RCM reinvention can also help provider organizations succeed in patient and consumer engagement which is of critical and growing importance in today’s competitive market environment. To that end, RCM transformation is increasingly encompassing patient liability resolution. Collecting payments from patients is an area that has traditionally been one of the most important and sensitive aspects of RCM. And today, it’s ripe for disruption.
Some important market trends are converging that, together, are driving providers to adopt new approaches and new technologies to improve patient collections while simultaneously enhancing and elevating the entire patient financial experience.
Patients are Confused and Frustrated by Their Medical Bills
Complexity in payments drives a lot of additional RCM costs and also frustrates patients (and providers) to no end. The US healthcare system is extremely confusing. When it comes to paying bills, many times patients simply cannot understand what they owe and why. They are often even unsure of when exactly to pay their bill. Recent research from Accenture reveals that 52% of US health consumers have low healthcare system literacy—including 33% of consumers with no healthcare system experience and 19% who are total novices. Consumers with low healthcare system literacy cannot correctly identify terms related to their health insurance coverage such as premium, deductible, copayment, coinsurance and out-of-pocket maximum. Due to these generally poor levels of understanding of the meaning of health plans and benefits, many people are often very surprised to find out how much they may owe out of pocket, especially with high-deductible plans. The most important goal in patient financial experience is to enable more transparency and more straightforward transactions that can drive costs down and make the entire payment system more efficient and patient-centric.

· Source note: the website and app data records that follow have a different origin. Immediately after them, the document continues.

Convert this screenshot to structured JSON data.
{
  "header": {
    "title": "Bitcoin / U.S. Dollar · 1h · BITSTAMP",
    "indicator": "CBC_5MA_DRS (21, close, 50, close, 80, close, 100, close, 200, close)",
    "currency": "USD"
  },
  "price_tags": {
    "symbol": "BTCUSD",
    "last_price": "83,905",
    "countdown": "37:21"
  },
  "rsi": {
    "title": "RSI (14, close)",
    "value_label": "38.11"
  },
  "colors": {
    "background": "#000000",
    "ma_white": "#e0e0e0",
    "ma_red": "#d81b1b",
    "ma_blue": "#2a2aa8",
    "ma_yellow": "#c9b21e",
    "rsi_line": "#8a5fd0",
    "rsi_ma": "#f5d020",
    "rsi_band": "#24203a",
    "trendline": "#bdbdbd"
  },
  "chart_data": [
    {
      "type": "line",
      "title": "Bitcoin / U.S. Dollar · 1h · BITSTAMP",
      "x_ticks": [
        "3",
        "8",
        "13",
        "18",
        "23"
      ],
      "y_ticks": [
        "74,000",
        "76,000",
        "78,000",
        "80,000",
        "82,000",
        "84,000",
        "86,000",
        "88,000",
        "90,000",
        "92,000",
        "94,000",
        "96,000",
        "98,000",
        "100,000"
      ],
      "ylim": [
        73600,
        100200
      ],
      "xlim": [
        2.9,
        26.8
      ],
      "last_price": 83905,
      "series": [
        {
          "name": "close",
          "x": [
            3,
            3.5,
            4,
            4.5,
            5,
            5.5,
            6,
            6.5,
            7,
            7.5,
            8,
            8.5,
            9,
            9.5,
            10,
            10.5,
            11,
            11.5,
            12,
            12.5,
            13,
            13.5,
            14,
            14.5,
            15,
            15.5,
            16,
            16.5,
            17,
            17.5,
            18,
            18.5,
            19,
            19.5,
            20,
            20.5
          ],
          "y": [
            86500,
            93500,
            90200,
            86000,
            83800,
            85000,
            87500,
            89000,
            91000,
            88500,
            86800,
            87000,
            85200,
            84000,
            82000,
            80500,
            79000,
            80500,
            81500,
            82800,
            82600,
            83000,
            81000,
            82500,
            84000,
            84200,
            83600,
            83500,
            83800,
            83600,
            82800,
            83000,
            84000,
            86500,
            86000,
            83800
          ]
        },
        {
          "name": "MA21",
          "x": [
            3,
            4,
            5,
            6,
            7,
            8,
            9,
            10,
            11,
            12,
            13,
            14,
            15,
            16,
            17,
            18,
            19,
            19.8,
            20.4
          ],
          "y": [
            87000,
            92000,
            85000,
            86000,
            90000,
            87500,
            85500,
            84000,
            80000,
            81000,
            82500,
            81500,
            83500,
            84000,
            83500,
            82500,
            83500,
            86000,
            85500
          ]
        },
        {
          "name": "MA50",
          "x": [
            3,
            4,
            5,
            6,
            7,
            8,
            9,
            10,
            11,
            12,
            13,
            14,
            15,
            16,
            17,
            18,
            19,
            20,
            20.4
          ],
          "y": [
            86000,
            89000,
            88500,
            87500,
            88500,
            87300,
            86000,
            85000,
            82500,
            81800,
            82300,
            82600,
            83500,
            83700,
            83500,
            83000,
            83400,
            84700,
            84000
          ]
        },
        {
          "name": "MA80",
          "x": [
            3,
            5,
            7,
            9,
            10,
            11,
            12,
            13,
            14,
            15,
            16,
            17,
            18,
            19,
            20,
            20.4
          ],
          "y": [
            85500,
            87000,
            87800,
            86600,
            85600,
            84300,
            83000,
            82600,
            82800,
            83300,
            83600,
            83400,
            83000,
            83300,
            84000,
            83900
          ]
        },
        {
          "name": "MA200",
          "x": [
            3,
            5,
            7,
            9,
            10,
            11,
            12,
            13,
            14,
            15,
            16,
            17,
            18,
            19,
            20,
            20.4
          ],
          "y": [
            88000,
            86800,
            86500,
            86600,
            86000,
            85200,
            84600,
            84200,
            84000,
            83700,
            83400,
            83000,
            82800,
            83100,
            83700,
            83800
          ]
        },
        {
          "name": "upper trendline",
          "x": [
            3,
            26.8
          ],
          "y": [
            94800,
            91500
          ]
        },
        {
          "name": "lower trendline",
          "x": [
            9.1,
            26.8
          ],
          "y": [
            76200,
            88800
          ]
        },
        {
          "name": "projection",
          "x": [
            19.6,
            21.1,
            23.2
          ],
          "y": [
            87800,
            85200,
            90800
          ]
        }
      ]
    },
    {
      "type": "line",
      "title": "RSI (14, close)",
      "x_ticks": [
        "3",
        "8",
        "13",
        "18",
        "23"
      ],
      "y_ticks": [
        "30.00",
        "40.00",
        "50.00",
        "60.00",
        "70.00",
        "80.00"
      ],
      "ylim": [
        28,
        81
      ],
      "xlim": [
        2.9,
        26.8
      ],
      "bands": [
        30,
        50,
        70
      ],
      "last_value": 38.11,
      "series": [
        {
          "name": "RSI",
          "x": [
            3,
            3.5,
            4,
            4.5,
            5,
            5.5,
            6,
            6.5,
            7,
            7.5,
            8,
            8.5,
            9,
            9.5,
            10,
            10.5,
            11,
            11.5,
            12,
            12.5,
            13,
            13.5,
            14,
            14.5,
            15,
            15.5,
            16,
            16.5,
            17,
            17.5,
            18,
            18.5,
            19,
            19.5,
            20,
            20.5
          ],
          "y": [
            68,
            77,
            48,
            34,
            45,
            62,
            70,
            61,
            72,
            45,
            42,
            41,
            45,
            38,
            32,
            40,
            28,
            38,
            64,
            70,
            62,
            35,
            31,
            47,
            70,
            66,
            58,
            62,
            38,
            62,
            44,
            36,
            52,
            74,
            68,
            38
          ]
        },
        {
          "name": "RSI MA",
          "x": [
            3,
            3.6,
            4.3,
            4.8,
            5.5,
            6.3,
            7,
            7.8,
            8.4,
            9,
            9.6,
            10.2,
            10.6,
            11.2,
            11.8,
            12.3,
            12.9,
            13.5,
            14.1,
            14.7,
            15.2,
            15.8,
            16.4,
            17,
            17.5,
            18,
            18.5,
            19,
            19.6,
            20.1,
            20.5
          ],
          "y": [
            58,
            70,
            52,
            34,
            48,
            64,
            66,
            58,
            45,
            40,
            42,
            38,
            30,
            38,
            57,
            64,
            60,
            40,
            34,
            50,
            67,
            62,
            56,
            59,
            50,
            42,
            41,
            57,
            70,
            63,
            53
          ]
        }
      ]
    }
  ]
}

Patients Are Paying More—and Expect Better Customer Service
High-deductible health plans (HDHP) are leading health consumers to bear a larger financial responsibility for their medical care. Market penetration of HDHP continues to grow. A report from The National Center for Health Statistics (NCHS) issued in July 2018 revealed that the percentage of those enrolled in an HDHP increased from 39.4% in 2016 to 43.7% in 2017. When patients have to pay more for their healthcare, they expect more in terms of customer service. Those heightened expectations apply to medical care as well as all other aspects of the overall experience of interacting with provider organizations. One of the biggest areas of dissatisfaction for patients has always been in payments and collections. It’s not only the increasing amount of money that people have to pay but oftentimes it’s the whole experience of having to figure out and then settle a bill that is so unpleasant and anxiety provoking. Thus, the growing complexity of patient payments is the second key driver for the need to improve patient financial experience.
Better Customer Service Means Digital Tools that Enable Convenience

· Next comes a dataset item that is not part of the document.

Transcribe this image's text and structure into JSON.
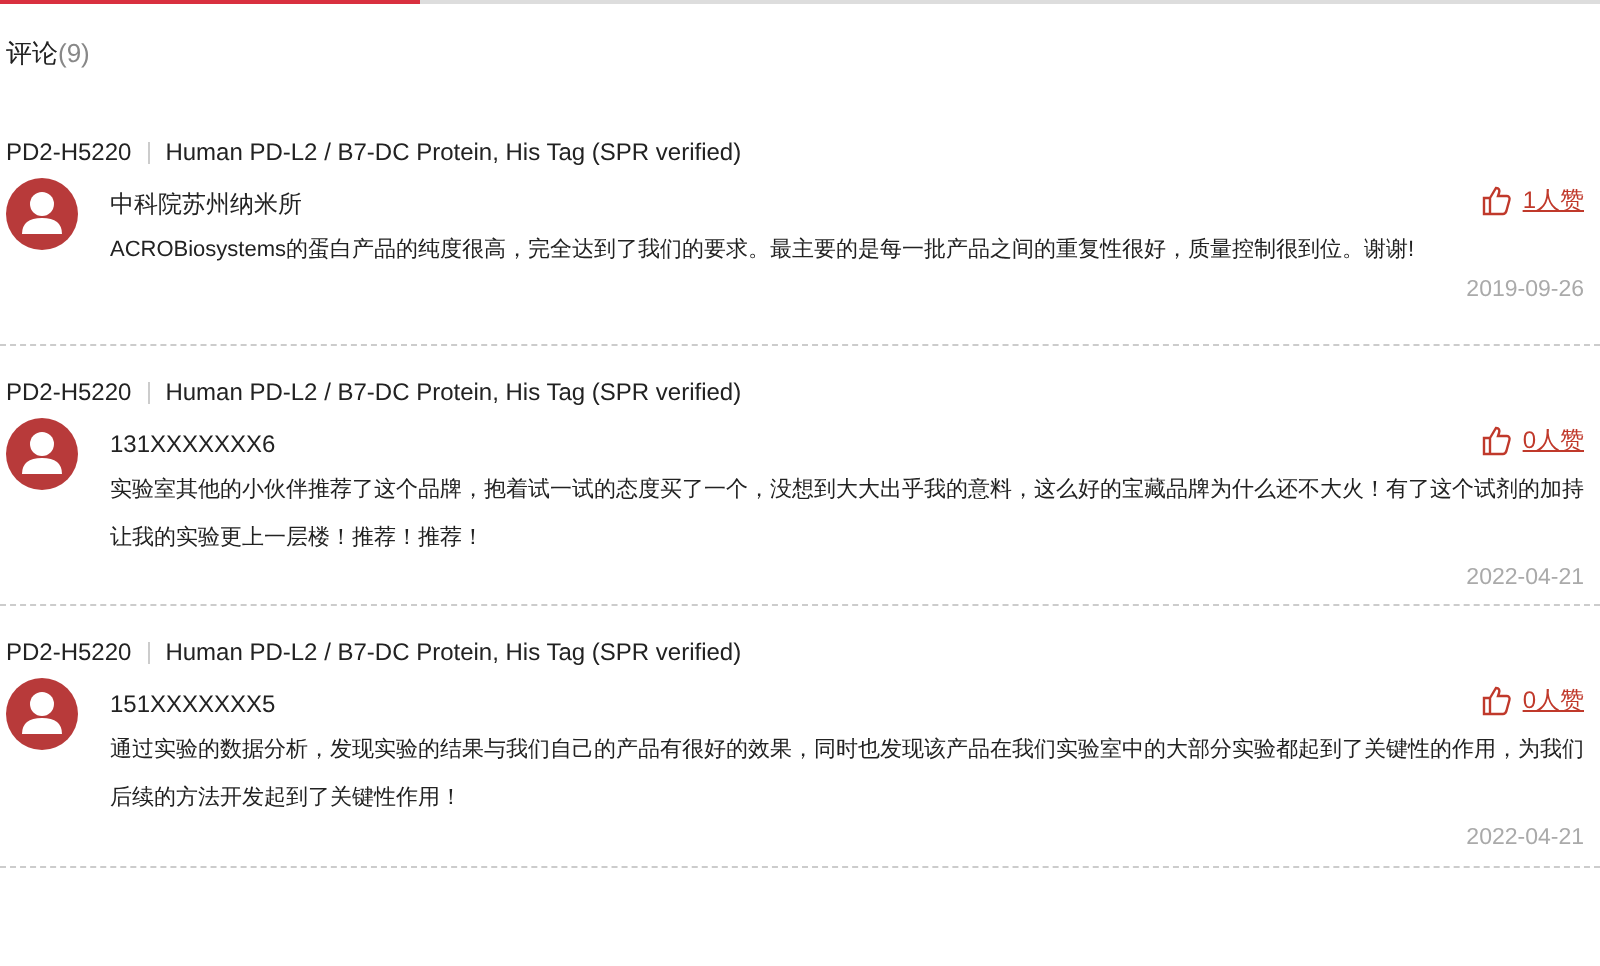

Digitally-enabled consumers are increasingly motivated by factors of convenience and ease of use. Growing numbers of consumers have come to expect healthcare providers to deliver the same efficient, user-friendly, seamless and often mobile payment processes they experience with vendors like Amazon, Uber, Travelocity, and other retail and online businesses. Unfortunately, healthcare payments have lagged behind in consumer-friendly attributes. That’s a risky situation for healthcare organizations that are facing increasing competitive threats from non-traditional care providers like retail clinics and concierge medical practices that have a much more advanced and sophisticated approach to engaging customers.
It’s clear that patient financial experience plays a pivotal role in healthcare transformation. Digital patient engagement will only grow in importance as millennials start to enter into the healthcare environment. Excellence in patient financial experience will be increasingly dependent on deployment of smart, consumer-centric technology solutions like customized, personalized user interfaces, analytics for consumer decision support, mobile patient pay, voice-enabled chat bots, text messaging, and more. Expect a variety of technology vendors to bring new solutions to market to address this growing need. The Accenture 2017 Customer Experience Payer Benchmark Survey.

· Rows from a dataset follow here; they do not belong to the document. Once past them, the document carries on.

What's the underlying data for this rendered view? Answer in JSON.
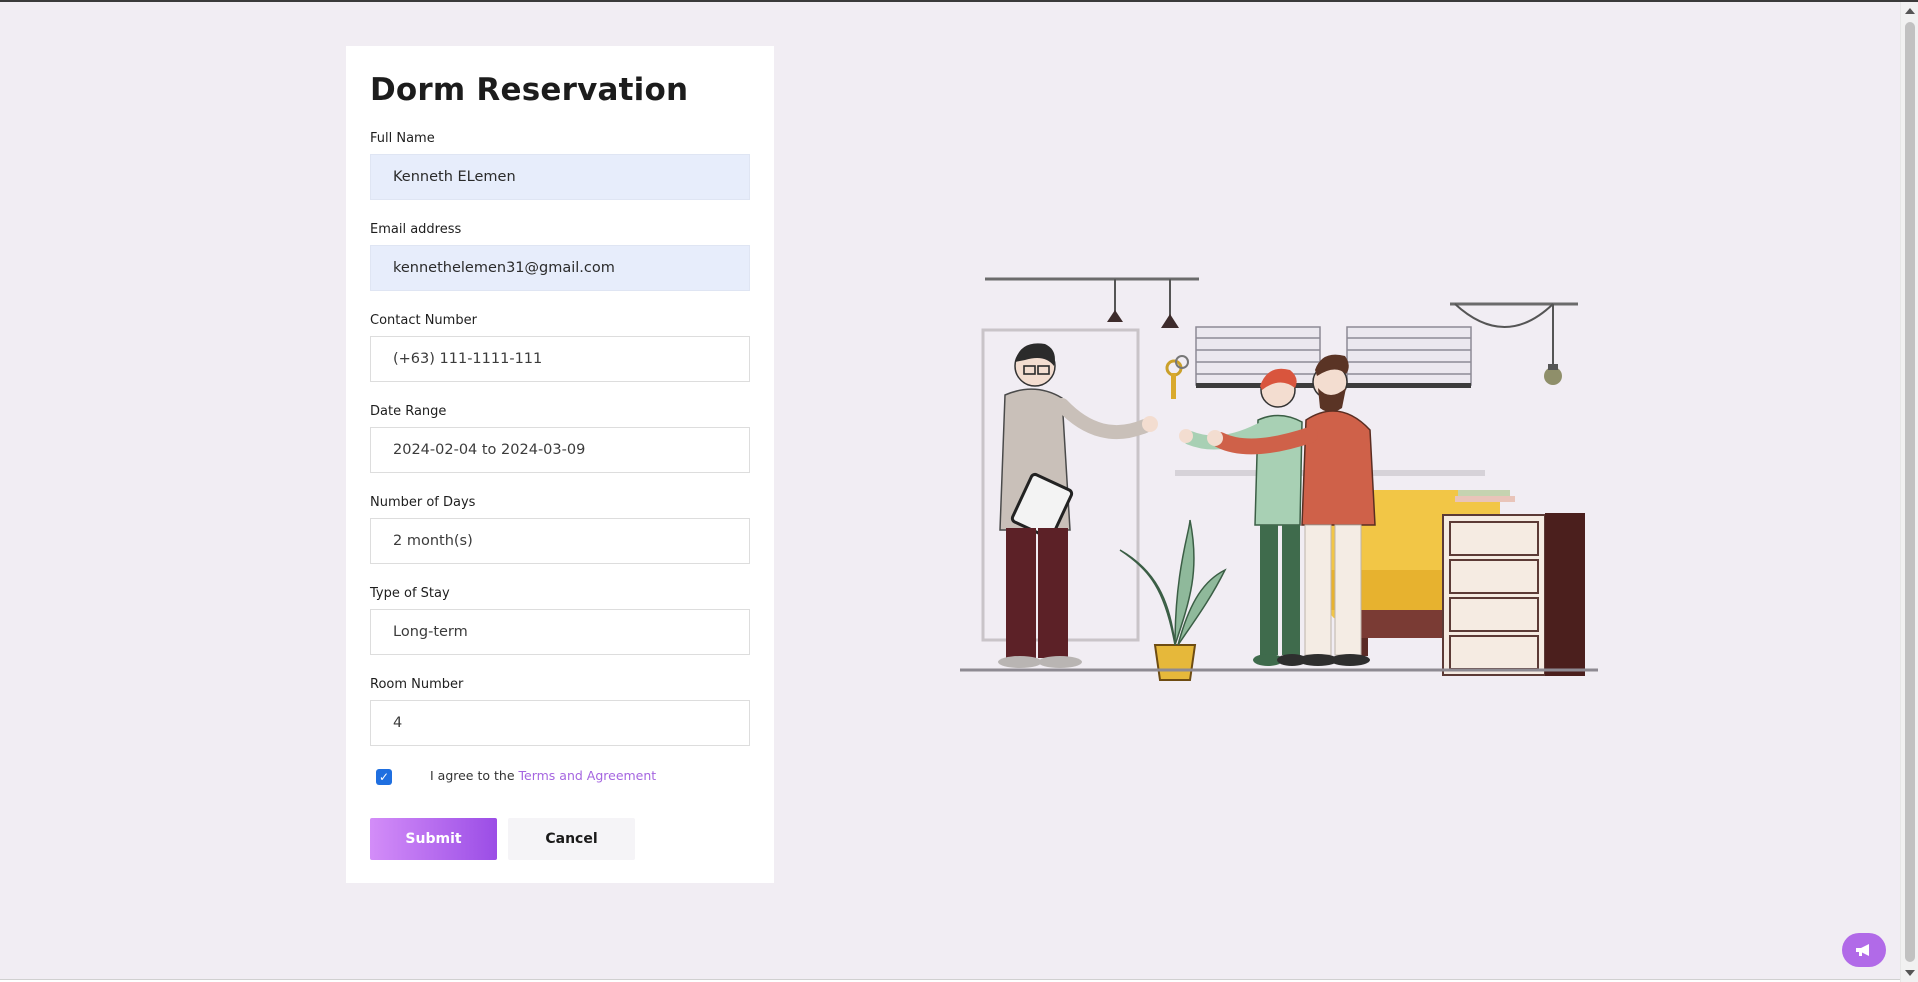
{
  "form": {
    "title": "Dorm Reservation",
    "fields": [
      {
        "label": "Full Name",
        "value": "Kenneth ELemen"
      },
      {
        "label": "Email address",
        "value": "kennethelemen31@gmail.com"
      },
      {
        "label": "Contact Number",
        "value": "(+63) 111-1111-111"
      },
      {
        "label": "Date Range",
        "value": "2024-02-04 to 2024-03-09"
      },
      {
        "label": "Number of Days",
        "value": "2 month(s)"
      },
      {
        "label": "Type of Stay",
        "value": "Long-term"
      },
      {
        "label": "Room Number",
        "value": "4"
      }
    ],
    "agree": {
      "checked": true,
      "prefix": "I agree to the",
      "link": "Terms and Agreement"
    },
    "buttons": {
      "submit": "Submit",
      "cancel": "Cancel"
    }
  },
  "colors": {
    "page_bg": "#f1edf3",
    "accent": "#a565e0",
    "filled_input_bg": "#e7edfb",
    "checkbox": "#1f6fe0"
  },
  "icons": {
    "floating_button": "megaphone-icon",
    "illustration": "people-handshake-illustration"
  }
}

 National Center for Health Statistics. NCHS Fact Sheet, July 2018.
As Principal Analyst, Digital Health, for Frost & Sullivan, Nancy Fabozzi conducts in-depth qualitative and quantitative research on professional and consumer healthcare markets, companies and products. She provides market briefings and consulting services on a variety of healthcare issues, interacting extensively with leading global healthcare experts, including payors, providers, technology vendors, clinicians and industry thought leaders.
Previously, she was Manager, Market Intelligence, for Thomson Reuters, where she provided extensive research services to support tactical and strategic decision-making. Working collaboratively with leadership, she organized and managed the corporation’s global market intelligence infrastructure and developed innovative approaches to proactively tracking and sharing information on key market verticals.